“We have witnessed significant investment in sectors like health care, education and technology services,” Rothery said in an April 6 interview at the bank’s office in Sydney.
“Cross-border activity has remained consistent with a continued high level of inbound investment from North American acquirers, who see significant long-term opportunities in Australia.”
Australia’s economy, which last had a recession in 1991, is close to seizing the global crown for the longest economic growth streak as the central bank’s record-low interest rates help steer the country from mining investment back toward services.
Basic materials and energy targets accounted for only 6.8 per cent of acquisitions in Australia last year, the lowest level in at least a decade, compared to 40 per cent in 2011, according to data compiled by Bloomberg.
Australian companies announced $76.1 billion of cross-border mergers and acquisitions last year, with the largest proportion involving US buyers, according to the Bloomberg-compiled data. Goldman Sachs ranked fourth among advisers on such deals with a 29.6 per cent market share, behind Macquarie Group, local boutique Gresham Partners and Morgan Stanley. That’s up up from 10th place in 2015, the data shows.
The biggest acquisitions in Australia are now targeting industrial and utilities companies. Canadian pension funds have scoured the country for stable, long-term returns in infrastructure as Australian states sell off assets to fund construction of new roads, railways and hospitals.
Caisse de Depot et Placement du Quebec was part of a group that agreed in 2015 to buy an electricity network in New South Wales, Australia’s most-populous state, for about $10.3 billion.
Canadian funds including Borealis Infrastructure Management and Brookfield Asset Management have also joined deals for the Port of Melbourne, the country’s largest container terminal, and logistics operator Asciano.
“Over the past five years, the Australian market has become less correlated to the commodities sector,” Rothery said.
“The interest in Australia from North America, and particularly Canada, is strong.”
Consumer and healthcare assets in Australia have also been attracting takeover interest.
China’s Luye Group, Jangho Group and state-owned China Resources Holdings have acquired assets including private hospitals, an eye-clinic chain and a cancer therapy provider as they seek medical know-how they can take back to the world’s second-biggest economy.

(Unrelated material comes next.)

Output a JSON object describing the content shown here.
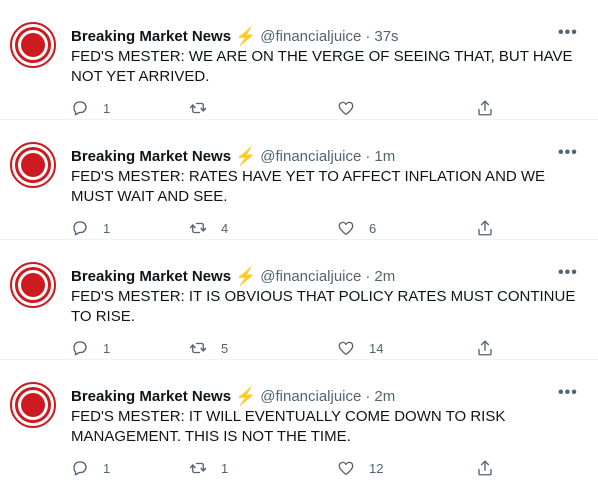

US underwear maker Hanesbrands worked with Goldman Sachs on its purchase of Australia’s Pacific Brands last year for about $800 million including debt. The investment bank also advised Melbourne-based vitamin brand Swisse Wellness Group Pty on its $1.39 billion sale to China’s Biostime International Holdings, announced in 2015, data compiled by Bloomberg show.
Goldman’s investments in the country include Atira, a student accommodation joint venture with Blue Sky Alternative Investments that aims to develop and operate a $1.5 billion portfolio of as many as 10,000 beds. Goldman Sachs also joined a funding round announced in February for Singapore data centre developer AirTrunk, which plans to use the proceeds on projects in Sydney and Melbourne.